◆ **Items from a data source**
=== Begin Enclosure ===
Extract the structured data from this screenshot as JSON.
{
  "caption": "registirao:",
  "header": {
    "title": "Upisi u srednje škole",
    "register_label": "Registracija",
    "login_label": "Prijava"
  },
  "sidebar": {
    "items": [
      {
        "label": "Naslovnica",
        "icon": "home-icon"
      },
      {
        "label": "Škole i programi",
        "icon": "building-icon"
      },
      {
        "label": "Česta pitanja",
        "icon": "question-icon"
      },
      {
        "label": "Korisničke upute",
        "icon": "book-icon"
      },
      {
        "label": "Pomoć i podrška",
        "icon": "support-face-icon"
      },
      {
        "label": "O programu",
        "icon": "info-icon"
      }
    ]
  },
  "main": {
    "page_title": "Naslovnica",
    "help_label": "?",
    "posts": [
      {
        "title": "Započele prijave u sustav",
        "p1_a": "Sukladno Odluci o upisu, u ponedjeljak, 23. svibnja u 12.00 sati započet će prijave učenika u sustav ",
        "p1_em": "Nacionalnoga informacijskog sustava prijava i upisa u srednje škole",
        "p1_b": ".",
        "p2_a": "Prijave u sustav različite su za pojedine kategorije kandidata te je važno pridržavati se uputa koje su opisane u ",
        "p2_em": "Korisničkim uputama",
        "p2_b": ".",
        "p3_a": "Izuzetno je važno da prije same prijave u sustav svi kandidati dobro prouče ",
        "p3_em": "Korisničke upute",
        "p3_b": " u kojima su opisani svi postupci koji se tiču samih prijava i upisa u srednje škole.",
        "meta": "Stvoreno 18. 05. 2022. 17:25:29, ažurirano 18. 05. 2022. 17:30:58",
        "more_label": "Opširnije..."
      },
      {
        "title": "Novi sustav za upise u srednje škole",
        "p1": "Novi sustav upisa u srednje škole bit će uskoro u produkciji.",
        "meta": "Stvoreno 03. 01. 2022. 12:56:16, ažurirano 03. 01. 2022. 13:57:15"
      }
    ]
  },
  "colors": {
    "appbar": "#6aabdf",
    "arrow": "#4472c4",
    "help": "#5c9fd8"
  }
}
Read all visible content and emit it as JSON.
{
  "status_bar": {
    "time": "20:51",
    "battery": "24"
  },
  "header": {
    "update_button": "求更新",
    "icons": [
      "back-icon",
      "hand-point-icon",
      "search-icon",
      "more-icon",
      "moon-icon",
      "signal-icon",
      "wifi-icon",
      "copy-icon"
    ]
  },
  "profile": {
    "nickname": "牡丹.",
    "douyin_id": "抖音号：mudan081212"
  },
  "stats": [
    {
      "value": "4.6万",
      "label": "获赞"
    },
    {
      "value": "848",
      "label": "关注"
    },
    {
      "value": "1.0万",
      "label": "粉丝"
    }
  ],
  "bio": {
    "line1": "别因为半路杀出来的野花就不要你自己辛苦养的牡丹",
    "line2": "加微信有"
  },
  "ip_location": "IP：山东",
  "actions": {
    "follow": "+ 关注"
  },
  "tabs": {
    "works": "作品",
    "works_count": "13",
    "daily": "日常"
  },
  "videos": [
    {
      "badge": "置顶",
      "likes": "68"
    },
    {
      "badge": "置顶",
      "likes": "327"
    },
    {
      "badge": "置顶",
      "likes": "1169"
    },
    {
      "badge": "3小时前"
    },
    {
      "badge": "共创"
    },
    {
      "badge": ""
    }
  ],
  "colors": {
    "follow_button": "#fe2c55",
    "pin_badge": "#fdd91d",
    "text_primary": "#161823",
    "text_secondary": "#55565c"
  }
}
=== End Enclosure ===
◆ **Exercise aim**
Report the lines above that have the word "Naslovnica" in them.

◆ **Response area**
        "label": "Naslovnica",
    "page_title": "Naslovnica",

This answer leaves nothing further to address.